**Task objective**.
The reply must reproduce each line below exactly.

**Exercise inputs**.
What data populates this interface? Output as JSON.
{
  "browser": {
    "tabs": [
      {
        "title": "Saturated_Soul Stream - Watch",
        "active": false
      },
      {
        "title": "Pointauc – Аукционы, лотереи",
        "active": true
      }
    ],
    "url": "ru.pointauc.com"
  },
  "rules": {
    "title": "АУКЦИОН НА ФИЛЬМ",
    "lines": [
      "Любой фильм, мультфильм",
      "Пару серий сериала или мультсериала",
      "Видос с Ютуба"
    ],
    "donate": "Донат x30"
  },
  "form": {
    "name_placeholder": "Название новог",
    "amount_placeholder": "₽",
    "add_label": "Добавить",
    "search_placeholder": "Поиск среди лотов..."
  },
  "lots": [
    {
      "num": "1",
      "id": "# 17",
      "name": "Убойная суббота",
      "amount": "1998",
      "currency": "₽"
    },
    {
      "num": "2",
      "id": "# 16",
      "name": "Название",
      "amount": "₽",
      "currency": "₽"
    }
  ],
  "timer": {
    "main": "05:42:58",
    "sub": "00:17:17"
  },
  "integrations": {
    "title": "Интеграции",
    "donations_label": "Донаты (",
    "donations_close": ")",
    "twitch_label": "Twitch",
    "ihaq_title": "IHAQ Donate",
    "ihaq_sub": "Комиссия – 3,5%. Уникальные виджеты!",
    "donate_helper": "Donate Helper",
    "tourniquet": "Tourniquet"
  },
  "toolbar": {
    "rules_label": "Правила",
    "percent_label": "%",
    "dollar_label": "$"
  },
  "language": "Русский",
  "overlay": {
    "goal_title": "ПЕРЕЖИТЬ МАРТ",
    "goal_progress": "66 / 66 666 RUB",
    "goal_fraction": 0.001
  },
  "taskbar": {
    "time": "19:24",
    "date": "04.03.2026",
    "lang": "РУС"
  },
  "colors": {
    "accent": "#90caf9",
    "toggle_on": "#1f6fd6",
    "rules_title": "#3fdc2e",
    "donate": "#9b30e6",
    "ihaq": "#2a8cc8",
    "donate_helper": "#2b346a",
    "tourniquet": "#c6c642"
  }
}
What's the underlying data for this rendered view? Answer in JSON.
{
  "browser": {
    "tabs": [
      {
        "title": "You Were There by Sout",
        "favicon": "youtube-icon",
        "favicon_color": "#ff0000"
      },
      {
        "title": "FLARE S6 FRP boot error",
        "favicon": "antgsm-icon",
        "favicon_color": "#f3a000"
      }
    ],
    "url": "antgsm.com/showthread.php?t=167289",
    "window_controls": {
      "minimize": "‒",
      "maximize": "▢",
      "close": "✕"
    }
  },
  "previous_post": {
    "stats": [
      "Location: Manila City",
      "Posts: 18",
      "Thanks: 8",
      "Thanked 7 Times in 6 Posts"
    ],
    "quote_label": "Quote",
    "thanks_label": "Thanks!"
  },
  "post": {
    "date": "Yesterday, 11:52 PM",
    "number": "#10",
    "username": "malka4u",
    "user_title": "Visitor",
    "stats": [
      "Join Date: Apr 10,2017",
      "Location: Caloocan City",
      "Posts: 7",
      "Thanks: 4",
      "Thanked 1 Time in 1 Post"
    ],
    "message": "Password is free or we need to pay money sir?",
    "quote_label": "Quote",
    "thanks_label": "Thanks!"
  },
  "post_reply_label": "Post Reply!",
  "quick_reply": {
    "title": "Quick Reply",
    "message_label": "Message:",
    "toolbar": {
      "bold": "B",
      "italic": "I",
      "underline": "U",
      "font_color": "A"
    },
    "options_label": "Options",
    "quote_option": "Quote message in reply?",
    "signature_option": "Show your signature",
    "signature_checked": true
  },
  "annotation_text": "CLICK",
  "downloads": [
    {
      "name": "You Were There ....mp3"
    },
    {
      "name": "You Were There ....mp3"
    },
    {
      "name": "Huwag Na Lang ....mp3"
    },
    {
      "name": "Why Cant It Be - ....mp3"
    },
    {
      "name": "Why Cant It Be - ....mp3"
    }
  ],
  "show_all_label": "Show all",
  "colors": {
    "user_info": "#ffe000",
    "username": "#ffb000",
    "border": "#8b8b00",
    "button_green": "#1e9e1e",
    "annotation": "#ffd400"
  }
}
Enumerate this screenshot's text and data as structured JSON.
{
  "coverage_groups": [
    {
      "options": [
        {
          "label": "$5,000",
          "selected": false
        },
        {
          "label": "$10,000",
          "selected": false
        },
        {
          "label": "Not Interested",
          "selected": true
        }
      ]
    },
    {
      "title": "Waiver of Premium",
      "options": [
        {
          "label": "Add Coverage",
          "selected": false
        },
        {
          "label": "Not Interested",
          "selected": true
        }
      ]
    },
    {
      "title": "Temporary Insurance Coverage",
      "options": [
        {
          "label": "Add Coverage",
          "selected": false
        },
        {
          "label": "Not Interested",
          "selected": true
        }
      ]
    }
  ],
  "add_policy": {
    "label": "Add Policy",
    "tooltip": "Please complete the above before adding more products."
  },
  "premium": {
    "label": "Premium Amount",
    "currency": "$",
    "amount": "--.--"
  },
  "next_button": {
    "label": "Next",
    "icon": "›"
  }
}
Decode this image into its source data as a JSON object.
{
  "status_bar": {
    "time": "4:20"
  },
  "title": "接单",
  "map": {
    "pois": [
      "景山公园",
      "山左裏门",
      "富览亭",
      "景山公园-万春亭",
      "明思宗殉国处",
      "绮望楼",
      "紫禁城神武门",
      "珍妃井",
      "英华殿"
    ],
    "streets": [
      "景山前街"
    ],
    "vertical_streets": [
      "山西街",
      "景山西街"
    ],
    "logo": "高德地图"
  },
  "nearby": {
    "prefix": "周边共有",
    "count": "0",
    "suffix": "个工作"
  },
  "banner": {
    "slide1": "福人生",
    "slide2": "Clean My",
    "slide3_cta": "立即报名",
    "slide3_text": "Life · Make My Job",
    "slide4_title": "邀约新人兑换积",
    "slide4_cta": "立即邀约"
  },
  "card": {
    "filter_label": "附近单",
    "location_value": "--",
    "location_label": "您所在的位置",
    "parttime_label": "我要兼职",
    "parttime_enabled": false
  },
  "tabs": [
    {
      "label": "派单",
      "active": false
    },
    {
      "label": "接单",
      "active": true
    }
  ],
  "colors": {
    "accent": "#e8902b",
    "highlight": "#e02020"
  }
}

**Written response**.
What data populates this interface? Output as JSON.
{
  "browser": {
    "tabs": [
      {
        "title": "Saturated_Soul Stream - Watch",
        "active": false
      },
      {
        "title": "Pointauc – Аукционы, лотереи",
        "active": true
      }
    ],
    "url": "ru.pointauc.com"
  },
  "rules": {
    "title": "АУКЦИОН НА ФИЛЬМ",
    "lines": [
      "Любой фильм, мультфильм",
      "Пару серий сериала или мультсериала",
      "Видос с Ютуба"
    ],
    "donate": "Донат x30"
  },
  "form": {
    "name_placeholder": "Название новог",
    "amount_placeholder": "₽",
    "add_label": "Добавить",
    "search_placeholder": "Поиск среди лотов..."
  },
  "lots": [
    {
      "num": "1",
      "id": "# 17",
      "name": "Убойная суббота",
      "amount": "1998",
      "currency": "₽"
    },
    {
      "num": "2",
      "id": "# 16",
      "name": "Название",
      "amount": "₽",
      "currency": "₽"
    }
  ],
  "timer": {
    "main": "05:42:58",
    "sub": "00:17:17"
  },
  "integrations": {
    "title": "Интеграции",
    "donations_label": "Донаты (",
    "donations_close": ")",
    "twitch_label": "Twitch",
    "ihaq_title": "IHAQ Donate",
    "ihaq_sub": "Комиссия – 3,5%. Уникальные виджеты!",
    "donate_helper": "Donate Helper",
    "tourniquet": "Tourniquet"
  },
  "toolbar": {
    "rules_label": "Правила",
    "percent_label": "%",
    "dollar_label": "$"
  },
  "language": "Русский",
  "overlay": {
    "goal_title": "ПЕРЕЖИТЬ МАРТ",
    "goal_progress": "66 / 66 666 RUB",
    "goal_fraction": 0.001
  },
  "taskbar": {
    "time": "19:24",
    "date": "04.03.2026",
    "lang": "РУС"
  },
  "colors": {
    "accent": "#90caf9",
    "toggle_on": "#1f6fd6",
    "rules_title": "#3fdc2e",
    "donate": "#9b30e6",
    "ihaq": "#2a8cc8",
    "donate_helper": "#2b346a",
    "tourniquet": "#c6c642"
  }
}
What's the underlying data for this rendered view? Answer in JSON.
{
  "browser": {
    "tabs": [
      {
        "title": "You Were There by Sout",
        "favicon": "youtube-icon",
        "favicon_color": "#ff0000"
      },
      {
        "title": "FLARE S6 FRP boot error",
        "favicon": "antgsm-icon",
        "favicon_color": "#f3a000"
      }
    ],
    "url": "antgsm.com/showthread.php?t=167289",
    "window_controls": {
      "minimize": "‒",
      "maximize": "▢",
      "close": "✕"
    }
  },
  "previous_post": {
    "stats": [
      "Location: Manila City",
      "Posts: 18",
      "Thanks: 8",
      "Thanked 7 Times in 6 Posts"
    ],
    "quote_label": "Quote",
    "thanks_label": "Thanks!"
  },
  "post": {
    "date": "Yesterday, 11:52 PM",
    "number": "#10",
    "username": "malka4u",
    "user_title": "Visitor",
    "stats": [
      "Join Date: Apr 10,2017",
      "Location: Caloocan City",
      "Posts: 7",
      "Thanks: 4",
      "Thanked 1 Time in 1 Post"
    ],
    "message": "Password is free or we need to pay money sir?",
    "quote_label": "Quote",
    "thanks_label": "Thanks!"
  },
  "post_reply_label": "Post Reply!",
  "quick_reply": {
    "title": "Quick Reply",
    "message_label": "Message:",
    "toolbar": {
      "bold": "B",
      "italic": "I",
      "underline": "U",
      "font_color": "A"
    },
    "options_label": "Options",
    "quote_option": "Quote message in reply?",
    "signature_option": "Show your signature",
    "signature_checked": true
  },
  "annotation_text": "CLICK",
  "downloads": [
    {
      "name": "You Were There ....mp3"
    },
    {
      "name": "You Were There ....mp3"
    },
    {
      "name": "Huwag Na Lang ....mp3"
    },
    {
      "name": "Why Cant It Be - ....mp3"
    },
    {
      "name": "Why Cant It Be - ....mp3"
    }
  ],
  "show_all_label": "Show all",
  "colors": {
    "user_info": "#ffe000",
    "username": "#ffb000",
    "border": "#8b8b00",
    "button_green": "#1e9e1e",
    "annotation": "#ffd400"
  }
}
Enumerate this screenshot's text and data as structured JSON.
{
  "coverage_groups": [
    {
      "options": [
        {
          "label": "$5,000",
          "selected": false
        },
        {
          "label": "$10,000",
          "selected": false
        },
        {
          "label": "Not Interested",
          "selected": true
        }
      ]
    },
    {
      "title": "Waiver of Premium",
      "options": [
        {
          "label": "Add Coverage",
          "selected": false
        },
        {
          "label": "Not Interested",
          "selected": true
        }
      ]
    },
    {
      "title": "Temporary Insurance Coverage",
      "options": [
        {
          "label": "Add Coverage",
          "selected": false
        },
        {
          "label": "Not Interested",
          "selected": true
        }
      ]
    }
  ],
  "add_policy": {
    "label": "Add Policy",
    "tooltip": "Please complete the above before adding more products."
  },
  "premium": {
    "label": "Premium Amount",
    "currency": "$",
    "amount": "--.--"
  },
  "next_button": {
    "label": "Next",
    "icon": "›"
  }
}
Decode this image into its source data as a JSON object.
{
  "status_bar": {
    "time": "4:20"
  },
  "title": "接单",
  "map": {
    "pois": [
      "景山公园",
      "山左裏门",
      "富览亭",
      "景山公园-万春亭",
      "明思宗殉国处",
      "绮望楼",
      "紫禁城神武门",
      "珍妃井",
      "英华殿"
    ],
    "streets": [
      "景山前街"
    ],
    "vertical_streets": [
      "山西街",
      "景山西街"
    ],
    "logo": "高德地图"
  },
  "nearby": {
    "prefix": "周边共有",
    "count": "0",
    "suffix": "个工作"
  },
  "banner": {
    "slide1": "福人生",
    "slide2": "Clean My",
    "slide3_cta": "立即报名",
    "slide3_text": "Life · Make My Job",
    "slide4_title": "邀约新人兑换积",
    "slide4_cta": "立即邀约"
  },
  "card": {
    "filter_label": "附近单",
    "location_value": "--",
    "location_label": "您所在的位置",
    "parttime_label": "我要兼职",
    "parttime_enabled": false
  },
  "tabs": [
    {
      "label": "派单",
      "active": false
    },
    {
      "label": "接单",
      "active": true
    }
  ],
  "colors": {
    "accent": "#e8902b",
    "highlight": "#e02020"
  }
}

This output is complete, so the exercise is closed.